Montreal

23 Quebec microbreweries band together to remind young people to get out and vote

​Stéphane Ostiguy, co-​founder and co-owner of ​Dieu du Ciel bar and microbrewery in Montreal's Mile End, came up with the idea as a way to remind voters of their civic duty and spark conversation over a pint.

Breweries trying to spark political conversations over a pint ahead of election

​Stéphane Ostiguy, co-​founder and co-owner of ​Dieu du Ciel said he thinks a bar is a great venue to spark a conversation about politics and voter engagement. (CBC)

A group of Quebec microbreweries are making a special effort this election season to serve up drinks they hope will encourage younger voters to head to the polls.

​Stéphane Ostiguy, co-​founder and co-owner of ​Dieu du Ciel bar and microbrewery in Montreal's Mile End, came up with the idea as a way to remind voters of their civic duty and spark conversation over a pint.

Dieu du Ciel and 22 others have agreed to name a beer "Moi Je Vote" (I'm Voting) until the election on Oct. 21, so when people order the drink, they have to say they're voting out loud.

Ostiguy said that among 18 to 35-year-olds, people "have strong beliefs, but they don't really vote."

However, "if they vote en masse, they could really change the outcome of the election."

Until election day, Dieu du Ciel and other breweries will be serving up a beer called "Moi Je Vote" (I'm Voting). (CBC)

Canadians between the ages of 18 and 38 represent upwards of 37 per cent of the electorate this year. 

It's actually the first year that everyone in the millennial age group born between 1980 and 2000 will be able to cast a ballot.

In 2015, turnout among voters aged 18-24 jumped over 18 percentage points to 57.1 per cent, compared to just under 39 per cent in 2011. The Liberals took the lion's share of votes among 18- to 29-year-olds.

Ostiguy isn't concerned about who people are voting for — he just wants to see those turnout numbers increase.

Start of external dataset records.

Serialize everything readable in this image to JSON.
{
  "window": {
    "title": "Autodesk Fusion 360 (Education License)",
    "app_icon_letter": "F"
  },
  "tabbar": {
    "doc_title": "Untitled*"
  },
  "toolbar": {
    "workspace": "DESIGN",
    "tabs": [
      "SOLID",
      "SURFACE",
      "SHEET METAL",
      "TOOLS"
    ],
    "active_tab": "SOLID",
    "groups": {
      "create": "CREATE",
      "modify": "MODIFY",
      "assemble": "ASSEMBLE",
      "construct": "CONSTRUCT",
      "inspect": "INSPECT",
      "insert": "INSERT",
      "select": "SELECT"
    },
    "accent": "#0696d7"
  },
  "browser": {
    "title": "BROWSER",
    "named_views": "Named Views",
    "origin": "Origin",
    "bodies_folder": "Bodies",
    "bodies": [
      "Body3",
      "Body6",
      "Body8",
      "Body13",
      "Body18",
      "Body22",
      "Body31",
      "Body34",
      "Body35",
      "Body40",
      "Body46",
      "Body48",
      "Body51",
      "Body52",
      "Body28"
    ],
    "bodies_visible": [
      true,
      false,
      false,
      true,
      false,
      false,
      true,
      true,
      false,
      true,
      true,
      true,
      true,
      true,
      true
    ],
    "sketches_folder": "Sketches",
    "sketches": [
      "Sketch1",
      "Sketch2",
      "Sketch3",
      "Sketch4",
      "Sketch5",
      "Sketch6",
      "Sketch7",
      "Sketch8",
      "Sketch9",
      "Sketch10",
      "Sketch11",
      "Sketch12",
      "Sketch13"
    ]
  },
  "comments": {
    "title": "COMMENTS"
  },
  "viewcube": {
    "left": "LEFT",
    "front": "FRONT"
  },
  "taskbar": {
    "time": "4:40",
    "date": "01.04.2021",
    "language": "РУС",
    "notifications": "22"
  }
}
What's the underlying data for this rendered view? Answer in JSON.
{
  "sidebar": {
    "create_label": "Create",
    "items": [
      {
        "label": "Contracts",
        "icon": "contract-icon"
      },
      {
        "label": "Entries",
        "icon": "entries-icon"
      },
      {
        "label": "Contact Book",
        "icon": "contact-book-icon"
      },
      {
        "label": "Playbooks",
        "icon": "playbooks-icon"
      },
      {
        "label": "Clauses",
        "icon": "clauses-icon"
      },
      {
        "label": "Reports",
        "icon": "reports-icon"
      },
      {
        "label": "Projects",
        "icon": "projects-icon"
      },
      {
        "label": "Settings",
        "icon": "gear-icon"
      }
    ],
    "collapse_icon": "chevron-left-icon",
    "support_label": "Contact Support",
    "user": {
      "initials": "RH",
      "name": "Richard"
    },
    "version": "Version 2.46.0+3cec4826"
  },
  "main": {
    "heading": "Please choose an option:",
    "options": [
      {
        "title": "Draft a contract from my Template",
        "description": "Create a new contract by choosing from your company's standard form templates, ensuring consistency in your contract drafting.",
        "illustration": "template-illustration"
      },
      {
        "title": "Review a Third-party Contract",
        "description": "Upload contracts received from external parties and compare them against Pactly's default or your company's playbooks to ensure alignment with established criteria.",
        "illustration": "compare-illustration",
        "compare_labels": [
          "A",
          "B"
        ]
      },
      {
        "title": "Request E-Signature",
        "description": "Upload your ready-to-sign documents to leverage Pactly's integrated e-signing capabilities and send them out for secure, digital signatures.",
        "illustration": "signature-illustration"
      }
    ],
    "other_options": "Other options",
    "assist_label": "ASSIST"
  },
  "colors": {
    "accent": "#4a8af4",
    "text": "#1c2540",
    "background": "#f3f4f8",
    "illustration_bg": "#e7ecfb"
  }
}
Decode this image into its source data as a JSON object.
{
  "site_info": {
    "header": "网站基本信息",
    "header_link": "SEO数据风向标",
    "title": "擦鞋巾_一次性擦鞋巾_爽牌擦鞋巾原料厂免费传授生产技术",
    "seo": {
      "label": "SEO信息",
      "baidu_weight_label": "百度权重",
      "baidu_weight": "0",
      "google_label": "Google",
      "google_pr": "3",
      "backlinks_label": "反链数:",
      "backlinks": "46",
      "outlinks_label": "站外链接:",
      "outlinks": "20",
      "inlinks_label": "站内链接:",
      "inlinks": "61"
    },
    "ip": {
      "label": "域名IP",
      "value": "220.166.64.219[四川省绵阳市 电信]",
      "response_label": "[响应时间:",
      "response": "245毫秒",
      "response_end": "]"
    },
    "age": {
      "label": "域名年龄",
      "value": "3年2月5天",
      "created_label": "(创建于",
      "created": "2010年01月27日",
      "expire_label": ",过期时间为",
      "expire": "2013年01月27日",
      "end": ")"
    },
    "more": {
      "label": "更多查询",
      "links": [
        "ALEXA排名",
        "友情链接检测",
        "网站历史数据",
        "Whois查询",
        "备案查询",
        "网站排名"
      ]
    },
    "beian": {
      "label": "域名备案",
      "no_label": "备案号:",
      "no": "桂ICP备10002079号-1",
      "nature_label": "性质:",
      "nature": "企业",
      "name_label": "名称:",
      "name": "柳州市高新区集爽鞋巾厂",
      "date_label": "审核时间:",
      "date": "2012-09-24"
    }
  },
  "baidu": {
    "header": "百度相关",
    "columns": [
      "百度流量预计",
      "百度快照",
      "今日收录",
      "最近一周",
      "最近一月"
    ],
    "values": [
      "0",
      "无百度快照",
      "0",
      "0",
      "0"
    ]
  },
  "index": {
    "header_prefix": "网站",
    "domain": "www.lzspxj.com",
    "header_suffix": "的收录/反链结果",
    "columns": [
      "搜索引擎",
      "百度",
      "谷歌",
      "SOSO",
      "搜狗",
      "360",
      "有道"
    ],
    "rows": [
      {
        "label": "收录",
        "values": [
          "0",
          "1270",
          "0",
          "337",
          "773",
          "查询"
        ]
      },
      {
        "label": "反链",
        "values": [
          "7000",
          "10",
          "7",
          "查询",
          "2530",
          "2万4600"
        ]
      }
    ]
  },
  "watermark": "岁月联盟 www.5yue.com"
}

When he contacted other microbreweries with the idea, he was surprised by the amount of support and offers to join in.

The initiative started at Dieu du Ciel Wednesday night, and Ostiguy is hoping it will spark conversations about politics among his patrons.

"The goal is really to make people think about why they should vote and who they should for. I think everyone should vote according to their strong beliefs," he said.

"I think we don't talk enough about politics overall in Quebec, and in Canada, but I think it should be part of our regular conversation. ... We should get used to it and not be afraid of talking about it."

With files from Antoni Nerestant